The RBI said in June last year that banks can offer wealth management services only through a separate subsidiary, or through a separately identifiable department or division set up for the purpose, essentially to avoid any conflict of interest. Also, banks need prior approval of RBI before undertaking wealth management services.
While India remains an attractive market, UBS has concluded that, in view of its recently announced strategy for investment banking, it will not be feasible to implement its business plan for the bank branch in Mumbai in the form originally planned, UBS spokesperson said in an emailed statement.
The bank said that in optimising the use of both its capital and balance sheet, the bank branch will be constrained in its deposit and lending activities in India as well as in its ability to support the onshore core banking products demanded by wealth management clients.
EFG, with assets of $250 million, was sold off to L&T Finance and Morgan Stanley's business was sold to Standard Chartered last year. Interestingly, Morgan Stanley saw a 19% margin in wealth management business in the US, which helped it report 55% jump in Q1 profit, according to the company's Q1 results. (The business was) too small and insufficiently profitable, said Keith Gapp, spokesperson for EFG Group.
On whether the immature nature of Indian wealth management business had played a role in the exit, Gapp said it was a factor to the extent that it impacts the ability to grow the business as one might have wished, to get it to the point of acceptable profitability.
Wealth management is an industry that is fragmented despite some recent consolidation, where laws and regulations are still forming, the product range is relatively limited, said Shiv Gupta, managing director, RBS Private Banking India.
The wealth management market in India is very small compared to the developed nations with total AUMs of $30 billion.
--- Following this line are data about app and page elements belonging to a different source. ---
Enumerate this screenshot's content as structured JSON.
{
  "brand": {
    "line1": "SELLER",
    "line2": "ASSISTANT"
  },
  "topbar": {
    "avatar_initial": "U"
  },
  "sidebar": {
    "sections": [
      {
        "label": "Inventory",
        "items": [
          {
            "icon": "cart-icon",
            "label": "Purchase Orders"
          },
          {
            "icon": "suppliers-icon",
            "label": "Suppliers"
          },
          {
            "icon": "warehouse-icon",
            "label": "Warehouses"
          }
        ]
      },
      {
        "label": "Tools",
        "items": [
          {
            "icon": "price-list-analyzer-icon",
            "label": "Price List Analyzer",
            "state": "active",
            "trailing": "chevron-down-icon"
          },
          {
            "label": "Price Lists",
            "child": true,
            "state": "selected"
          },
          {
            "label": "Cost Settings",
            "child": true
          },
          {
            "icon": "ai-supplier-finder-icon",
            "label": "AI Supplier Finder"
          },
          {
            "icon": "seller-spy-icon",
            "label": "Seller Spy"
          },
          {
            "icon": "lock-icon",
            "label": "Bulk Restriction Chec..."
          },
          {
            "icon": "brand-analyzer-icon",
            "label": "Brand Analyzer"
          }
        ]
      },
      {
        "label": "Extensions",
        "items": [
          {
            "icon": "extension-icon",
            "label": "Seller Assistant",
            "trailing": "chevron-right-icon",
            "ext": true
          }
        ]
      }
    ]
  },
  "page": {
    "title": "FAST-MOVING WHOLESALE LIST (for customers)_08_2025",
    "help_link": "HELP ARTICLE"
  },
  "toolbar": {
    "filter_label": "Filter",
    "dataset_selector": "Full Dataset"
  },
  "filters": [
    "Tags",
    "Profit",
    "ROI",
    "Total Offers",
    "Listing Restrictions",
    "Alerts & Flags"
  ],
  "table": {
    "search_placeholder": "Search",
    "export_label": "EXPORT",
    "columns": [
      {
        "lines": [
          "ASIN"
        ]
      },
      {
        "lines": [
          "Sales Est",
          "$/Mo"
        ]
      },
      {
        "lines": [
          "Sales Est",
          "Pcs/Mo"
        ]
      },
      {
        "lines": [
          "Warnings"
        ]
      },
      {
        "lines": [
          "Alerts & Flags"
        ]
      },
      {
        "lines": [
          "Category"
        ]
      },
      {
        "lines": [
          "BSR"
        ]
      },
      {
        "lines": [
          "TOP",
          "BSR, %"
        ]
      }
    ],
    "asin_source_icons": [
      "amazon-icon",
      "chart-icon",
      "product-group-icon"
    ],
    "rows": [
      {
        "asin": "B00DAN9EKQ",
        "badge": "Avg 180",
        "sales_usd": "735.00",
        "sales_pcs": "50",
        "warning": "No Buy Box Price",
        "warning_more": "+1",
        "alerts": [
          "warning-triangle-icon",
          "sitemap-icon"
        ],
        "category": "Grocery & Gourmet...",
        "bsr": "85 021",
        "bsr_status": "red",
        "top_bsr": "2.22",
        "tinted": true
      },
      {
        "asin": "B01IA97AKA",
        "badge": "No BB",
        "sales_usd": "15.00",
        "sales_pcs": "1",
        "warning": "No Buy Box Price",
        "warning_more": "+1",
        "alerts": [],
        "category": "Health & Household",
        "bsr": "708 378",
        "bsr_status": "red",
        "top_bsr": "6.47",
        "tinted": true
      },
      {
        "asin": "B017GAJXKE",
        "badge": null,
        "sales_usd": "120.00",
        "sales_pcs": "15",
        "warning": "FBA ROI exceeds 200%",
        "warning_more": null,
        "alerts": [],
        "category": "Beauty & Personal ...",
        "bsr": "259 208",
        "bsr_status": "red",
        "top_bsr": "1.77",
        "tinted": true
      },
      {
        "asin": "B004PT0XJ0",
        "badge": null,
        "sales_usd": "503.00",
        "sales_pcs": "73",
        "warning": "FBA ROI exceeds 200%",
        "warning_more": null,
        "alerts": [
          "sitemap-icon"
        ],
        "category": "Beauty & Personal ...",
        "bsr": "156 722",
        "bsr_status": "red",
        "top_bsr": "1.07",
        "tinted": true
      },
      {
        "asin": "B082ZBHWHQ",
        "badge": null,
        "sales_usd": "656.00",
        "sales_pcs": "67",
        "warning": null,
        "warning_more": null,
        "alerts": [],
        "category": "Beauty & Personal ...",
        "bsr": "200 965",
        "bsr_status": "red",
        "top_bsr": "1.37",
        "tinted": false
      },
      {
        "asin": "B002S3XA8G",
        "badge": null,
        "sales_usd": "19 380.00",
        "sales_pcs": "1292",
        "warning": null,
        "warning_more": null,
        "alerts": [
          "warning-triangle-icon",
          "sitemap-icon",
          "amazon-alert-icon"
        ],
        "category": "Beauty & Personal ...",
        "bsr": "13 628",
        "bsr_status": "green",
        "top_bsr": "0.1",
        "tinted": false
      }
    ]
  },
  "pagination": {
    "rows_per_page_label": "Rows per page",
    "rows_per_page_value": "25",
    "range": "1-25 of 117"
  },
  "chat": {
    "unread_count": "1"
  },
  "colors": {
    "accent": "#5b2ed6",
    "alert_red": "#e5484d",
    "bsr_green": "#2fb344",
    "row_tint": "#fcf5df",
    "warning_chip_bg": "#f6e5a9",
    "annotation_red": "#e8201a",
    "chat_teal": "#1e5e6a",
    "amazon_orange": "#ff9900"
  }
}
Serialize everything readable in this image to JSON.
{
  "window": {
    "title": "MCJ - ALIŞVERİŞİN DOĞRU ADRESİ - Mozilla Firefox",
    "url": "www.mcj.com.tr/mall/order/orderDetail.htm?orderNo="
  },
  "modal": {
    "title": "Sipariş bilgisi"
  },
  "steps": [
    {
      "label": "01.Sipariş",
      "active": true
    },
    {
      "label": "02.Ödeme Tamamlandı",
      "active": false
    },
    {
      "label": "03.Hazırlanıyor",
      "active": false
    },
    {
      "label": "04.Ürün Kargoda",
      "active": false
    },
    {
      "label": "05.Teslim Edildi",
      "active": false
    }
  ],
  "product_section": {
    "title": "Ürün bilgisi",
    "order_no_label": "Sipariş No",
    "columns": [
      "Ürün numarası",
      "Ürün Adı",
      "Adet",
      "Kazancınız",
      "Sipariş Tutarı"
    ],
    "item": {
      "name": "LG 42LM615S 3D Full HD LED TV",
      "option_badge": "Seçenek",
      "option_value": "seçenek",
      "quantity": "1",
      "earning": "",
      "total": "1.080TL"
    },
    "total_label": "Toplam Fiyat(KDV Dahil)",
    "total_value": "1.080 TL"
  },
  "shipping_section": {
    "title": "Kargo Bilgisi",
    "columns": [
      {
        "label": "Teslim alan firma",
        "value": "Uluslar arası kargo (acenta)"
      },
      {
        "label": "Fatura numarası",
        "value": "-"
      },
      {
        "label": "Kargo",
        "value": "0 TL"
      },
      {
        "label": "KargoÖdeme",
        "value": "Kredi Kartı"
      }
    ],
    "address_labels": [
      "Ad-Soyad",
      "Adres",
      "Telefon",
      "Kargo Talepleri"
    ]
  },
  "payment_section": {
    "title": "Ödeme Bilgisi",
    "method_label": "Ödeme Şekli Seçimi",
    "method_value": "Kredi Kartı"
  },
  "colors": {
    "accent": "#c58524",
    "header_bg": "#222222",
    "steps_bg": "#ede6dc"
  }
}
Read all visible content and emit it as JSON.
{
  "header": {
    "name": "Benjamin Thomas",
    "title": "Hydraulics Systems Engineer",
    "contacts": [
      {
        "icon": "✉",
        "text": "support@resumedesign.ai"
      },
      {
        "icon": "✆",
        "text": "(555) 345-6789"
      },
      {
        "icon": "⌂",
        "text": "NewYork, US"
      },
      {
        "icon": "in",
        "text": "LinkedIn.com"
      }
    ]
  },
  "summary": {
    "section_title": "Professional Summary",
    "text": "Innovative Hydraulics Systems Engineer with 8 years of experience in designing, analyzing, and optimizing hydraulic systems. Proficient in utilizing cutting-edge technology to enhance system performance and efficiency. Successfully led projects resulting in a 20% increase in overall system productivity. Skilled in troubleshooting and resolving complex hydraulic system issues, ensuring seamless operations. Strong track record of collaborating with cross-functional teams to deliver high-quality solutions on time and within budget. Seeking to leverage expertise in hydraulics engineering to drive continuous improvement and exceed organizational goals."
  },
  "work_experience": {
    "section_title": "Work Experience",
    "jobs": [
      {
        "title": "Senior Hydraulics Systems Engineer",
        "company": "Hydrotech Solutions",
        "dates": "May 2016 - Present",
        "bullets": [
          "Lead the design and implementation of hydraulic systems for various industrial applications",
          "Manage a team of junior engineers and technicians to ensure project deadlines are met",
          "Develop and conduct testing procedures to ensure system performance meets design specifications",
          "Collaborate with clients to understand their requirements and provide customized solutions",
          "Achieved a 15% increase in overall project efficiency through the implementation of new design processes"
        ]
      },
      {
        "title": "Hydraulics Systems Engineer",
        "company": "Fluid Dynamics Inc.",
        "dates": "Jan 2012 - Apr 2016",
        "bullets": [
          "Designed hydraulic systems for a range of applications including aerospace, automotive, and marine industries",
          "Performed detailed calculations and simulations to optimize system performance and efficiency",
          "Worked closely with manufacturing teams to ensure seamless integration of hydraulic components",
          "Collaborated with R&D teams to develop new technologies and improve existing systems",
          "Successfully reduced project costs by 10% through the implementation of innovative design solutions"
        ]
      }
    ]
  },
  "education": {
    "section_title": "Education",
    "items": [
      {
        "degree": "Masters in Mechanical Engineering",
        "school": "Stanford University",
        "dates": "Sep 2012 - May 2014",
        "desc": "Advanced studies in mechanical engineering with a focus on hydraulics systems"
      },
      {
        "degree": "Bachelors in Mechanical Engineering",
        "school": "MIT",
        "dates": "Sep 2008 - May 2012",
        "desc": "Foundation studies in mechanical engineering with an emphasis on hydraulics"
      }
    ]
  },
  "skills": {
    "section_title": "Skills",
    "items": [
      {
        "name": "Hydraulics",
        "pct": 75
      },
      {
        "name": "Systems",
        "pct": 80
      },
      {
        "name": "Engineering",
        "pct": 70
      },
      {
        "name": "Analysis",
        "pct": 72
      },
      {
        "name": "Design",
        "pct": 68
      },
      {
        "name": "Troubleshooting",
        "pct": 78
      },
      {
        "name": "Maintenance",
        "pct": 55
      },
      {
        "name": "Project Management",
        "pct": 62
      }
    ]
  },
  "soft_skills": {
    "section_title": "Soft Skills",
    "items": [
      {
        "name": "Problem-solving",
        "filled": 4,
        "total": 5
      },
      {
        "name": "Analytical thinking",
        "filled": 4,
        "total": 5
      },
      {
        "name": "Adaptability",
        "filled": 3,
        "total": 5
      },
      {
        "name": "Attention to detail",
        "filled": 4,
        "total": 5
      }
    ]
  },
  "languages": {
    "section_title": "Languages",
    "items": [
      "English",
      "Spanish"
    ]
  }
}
This, experts say, is because high networth individuals (HNIs) in India invest most of their wealth in real estate and gold.
According to Karvy Wealth Report, at the end of FY13, Indian individual wealth in financial assets stands at R109.86 lakh crore whereas Indian individual wealth in physical assets (gold and real estate investments) stands at R92.06 lakh crore. Out of the R109.86 lakh crore, only R26.03 lakh crore is in equity.
It is true that a high proportion of investments tend to be in real assets due to the prevailing economic and interest rate environment but over the past few years, we have also seen considerable interest in fixed income and money market instruments across varying degrees of credit quality, tenors and investment strategies, added Gupta. HSBC declined to comment on the story and an email sent to Citi Bank India, remained unanswered.
According to a senior wealth management executive, the businesses of these banks were anyway too small in India. Other reasons behind their exit, he said, could be that Indian HNIs invested only in low-risk portfolios, which did not earn the banks much money.
Even Indian regulations have played a part in these exits. Foreign bankers also took a hit when market regulator Sebi in August 2009 banned entry load to mutual fund distributors. through which they used to charge 2.25% of the investments up front.
A large number of HNIs in India had their money in Swiss accounts and, after the black money issue, people got wary when these banks came to India. Their fear was if they have accounts in these banks, their money would come under the purview of the RBI which was not the case in Swiss accounts, he said. Last month, HSBC settled a case for an undisclosed amount wherein it was alleged that the client had faced huge losses owing to the negligence of the bank in managing her portfolio. The client, had deposited R3.6 crore in MFs at the bank.